Viraltaha: Not obstructed by other worldly thoughts. The flow of divine thoughts is not obstructed by worldly thoughts.
Two examples of such meditation are provided in this shloka.
First is the analogy to flow of ghee. When it is poured, because of its thickness, it flows in one continuous flow (Dhara Pravaha).
Second is analogy of flow of a perennial river or stream.
In the first one, flow is artificially maintained by tilting (Aajya Dhara) and later it becomes a natural flow.
Swamiji says Ishwara Upasana is of two types.
- Ishwara is different from me (Dvaita Upasanam). This is acceptable in beginning stages, however ultimately we need to know that there is no difference between Jivatma and Paramatma.
- I imagine God as myself; it is a higher form of meditation. Even in SandhyaVandanam this is prescribed. It is Advaitam and is called Abheda Upsanam.
After Vedanta studies I will know I am God, however, at this time, I imagine I am God.
Nyasa means I visualize the deity as myself. This is Abheda Upsanam. This is superior to Bheda Upsanam. It prepares you for “ Aham Brahma Asmi”.
Swamiji says, one’s Dasa Bhava (dualistic) should go . I should know “I am Jagat Karanam” or the Swamy.
Shloka # 8:
“The meditation “I am that” is regarded as more purifying than one based upon dualistic thought.”
This is describing Abheda Upasanam.
Here there is Abheda bhavana. Thinking Soham means I am Sakshat Ishwara. It is superior to Bheda or Dvaita Upsanam. We must start from Dvaita and then move to Advaita.
(My note: Purascharana means preparatory rites, which is associated with mantra japas. Puras means first of all and ācaraṇa means undertaking, practicing and performing. Therefore puraścaraṇa means first preparatory rites. There are two types of puraścaraṇa rites. One is to make saṅkalpa to certain prescribed number of recitations followed by homa, tarpaṇa, mārjana and bhojana on a regular basis. The second one is to do mantra japa and complete certain rounds as prescribed mantra śāstra-s. Puraścaraṇa should be done only after obtaining specific permission from the Guru, who initiated the mantra.

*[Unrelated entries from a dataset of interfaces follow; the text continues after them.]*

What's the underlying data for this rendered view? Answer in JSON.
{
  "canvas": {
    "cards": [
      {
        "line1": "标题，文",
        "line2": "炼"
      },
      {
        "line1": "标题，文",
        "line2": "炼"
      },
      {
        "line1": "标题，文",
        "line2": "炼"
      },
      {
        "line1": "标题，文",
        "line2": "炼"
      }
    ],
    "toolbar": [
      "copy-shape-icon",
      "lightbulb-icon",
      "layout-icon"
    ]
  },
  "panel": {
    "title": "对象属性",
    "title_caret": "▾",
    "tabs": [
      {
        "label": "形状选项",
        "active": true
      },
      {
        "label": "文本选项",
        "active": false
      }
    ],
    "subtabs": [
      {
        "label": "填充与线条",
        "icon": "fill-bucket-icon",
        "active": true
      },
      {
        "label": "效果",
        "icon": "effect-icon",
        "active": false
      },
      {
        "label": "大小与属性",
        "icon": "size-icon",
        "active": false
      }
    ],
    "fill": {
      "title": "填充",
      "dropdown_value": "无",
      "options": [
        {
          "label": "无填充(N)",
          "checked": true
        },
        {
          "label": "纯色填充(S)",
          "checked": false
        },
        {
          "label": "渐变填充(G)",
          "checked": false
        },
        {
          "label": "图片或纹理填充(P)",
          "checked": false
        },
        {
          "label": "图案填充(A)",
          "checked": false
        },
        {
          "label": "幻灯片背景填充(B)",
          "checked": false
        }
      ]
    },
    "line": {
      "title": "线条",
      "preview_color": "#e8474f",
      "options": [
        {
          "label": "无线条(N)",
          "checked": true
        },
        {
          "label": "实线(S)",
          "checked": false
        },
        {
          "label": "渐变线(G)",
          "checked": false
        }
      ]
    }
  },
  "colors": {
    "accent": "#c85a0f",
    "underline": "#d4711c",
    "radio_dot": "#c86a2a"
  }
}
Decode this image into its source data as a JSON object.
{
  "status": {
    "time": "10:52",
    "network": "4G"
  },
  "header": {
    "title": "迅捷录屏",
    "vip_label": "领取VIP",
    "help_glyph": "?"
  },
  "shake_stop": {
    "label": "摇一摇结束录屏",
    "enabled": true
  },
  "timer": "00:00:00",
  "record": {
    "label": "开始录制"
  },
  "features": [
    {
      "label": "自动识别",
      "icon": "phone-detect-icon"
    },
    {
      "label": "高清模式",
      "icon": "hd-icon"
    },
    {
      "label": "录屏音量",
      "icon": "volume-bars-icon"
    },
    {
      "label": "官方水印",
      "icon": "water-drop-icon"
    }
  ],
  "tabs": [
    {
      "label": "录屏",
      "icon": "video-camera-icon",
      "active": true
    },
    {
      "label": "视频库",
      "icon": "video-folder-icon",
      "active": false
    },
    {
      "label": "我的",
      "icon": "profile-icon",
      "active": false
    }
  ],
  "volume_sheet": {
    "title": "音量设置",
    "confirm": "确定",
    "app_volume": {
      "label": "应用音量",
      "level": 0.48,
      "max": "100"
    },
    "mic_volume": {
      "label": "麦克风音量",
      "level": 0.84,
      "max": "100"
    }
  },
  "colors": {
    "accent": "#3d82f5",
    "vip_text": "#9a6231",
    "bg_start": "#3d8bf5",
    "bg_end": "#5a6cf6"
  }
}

Guru should be worshiped before and after puraścaraṇa. It is important that Guru should be offered dakṣiṇa. If Guru is not available, dakṣiṇa should be offered to his wife or son.)
With best wishes,